--- Work to be completed ---
Wherever the string "JSON" turns up in the data, copy the whole line.

--- Excerpts from an interface dataset ---
────────
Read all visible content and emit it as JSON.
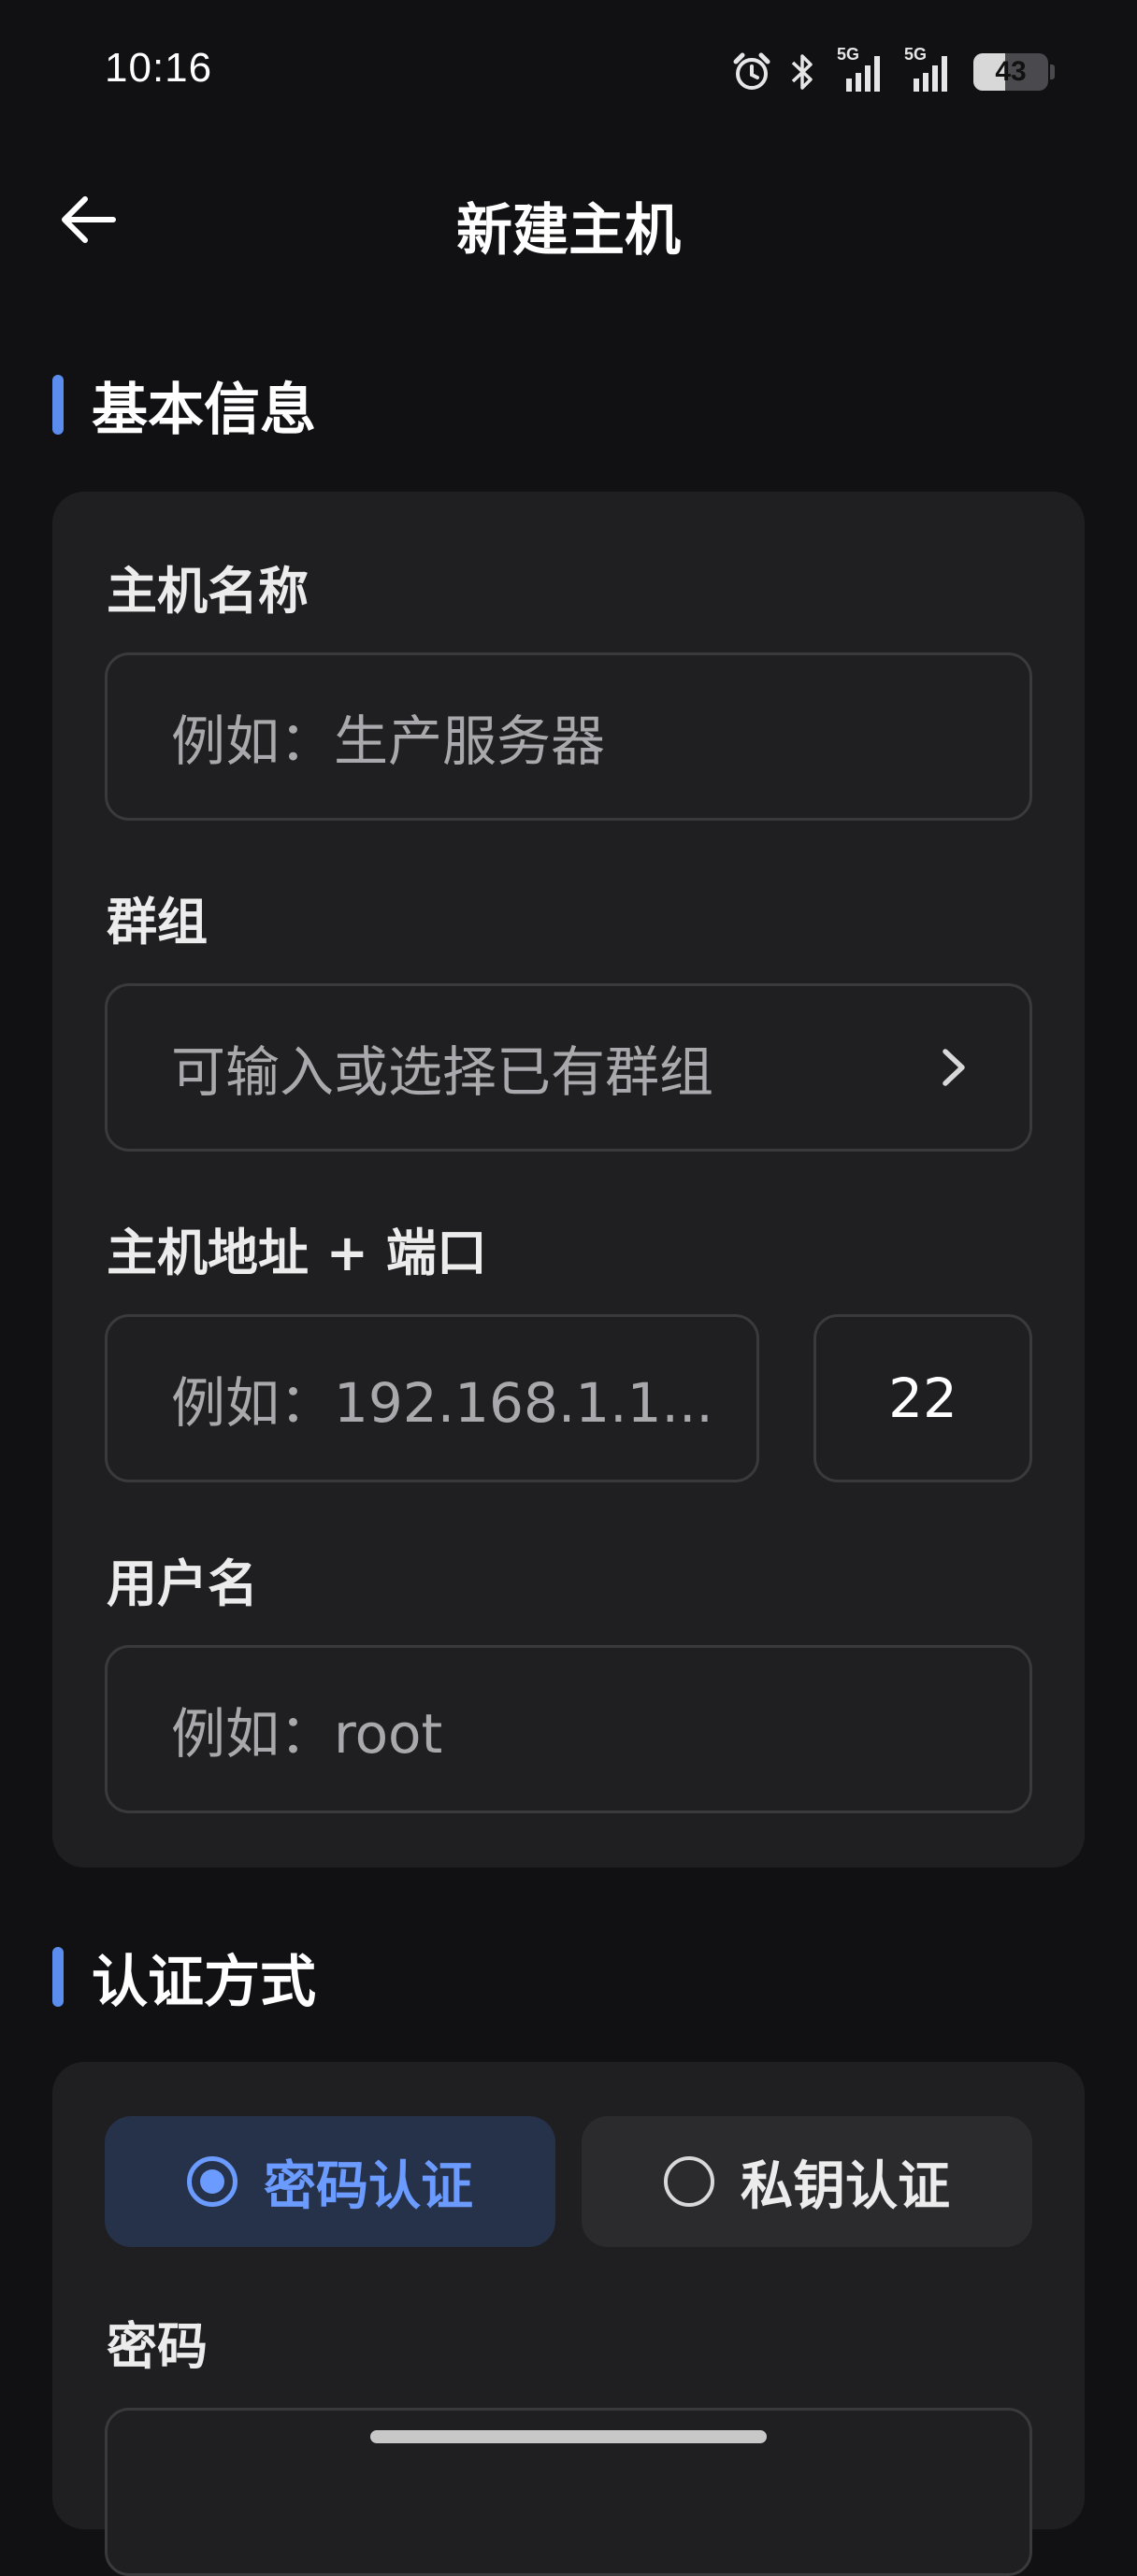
{
  "status": {
    "time": "10:16",
    "battery": "43",
    "battery_level": 0.43,
    "network_1": "5G",
    "network_2": "5G",
    "icons": [
      "alarm-icon",
      "bluetooth-icon",
      "signal-5g-icon",
      "signal-5g-icon",
      "battery-icon"
    ]
  },
  "header": {
    "title": "新建主机",
    "back_icon": "arrow-left-icon"
  },
  "sections": {
    "basic": "基本信息",
    "auth": "认证方式"
  },
  "basic": {
    "name_label": "主机名称",
    "name_placeholder": "例如：生产服务器",
    "group_label": "群组",
    "group_placeholder": "可输入或选择已有群组",
    "address_label": "主机地址 + 端口",
    "address_placeholder": "例如：192.168.1.1...",
    "port_value": "22",
    "username_label": "用户名",
    "username_placeholder": "例如：root"
  },
  "auth": {
    "password_tab": "密码认证",
    "key_tab": "私钥认证",
    "selected": "password",
    "password_label": "密码"
  },
  "colors": {
    "accent": "#5b8def",
    "background": "#111113",
    "card": "#1f1f21"
  }
}
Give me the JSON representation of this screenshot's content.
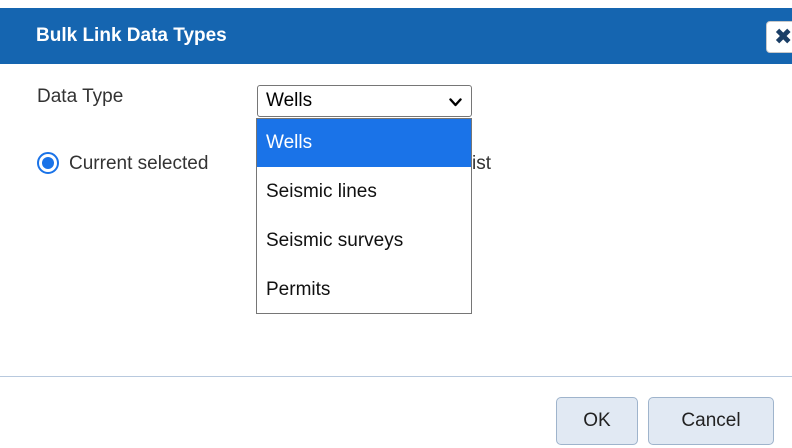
{
  "dialog": {
    "title": "Bulk Link Data Types",
    "close_icon": "close-icon"
  },
  "form": {
    "data_type_label": "Data Type",
    "data_type_selected": "Wells",
    "dropdown_options": [
      "Wells",
      "Seismic lines",
      "Seismic surveys",
      "Permits"
    ],
    "radio_label_visible": "Current selected",
    "radio_label_tail": "ist"
  },
  "footer": {
    "ok_label": "OK",
    "cancel_label": "Cancel"
  },
  "colors": {
    "titlebar": "#1565b0",
    "accent": "#1a73e8",
    "button_bg": "#e1e9f3"
  }
}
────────
--- Exercise output ---
Read all visible content and emit it as JSON.
Give me the JSON representation of this screenshot's content.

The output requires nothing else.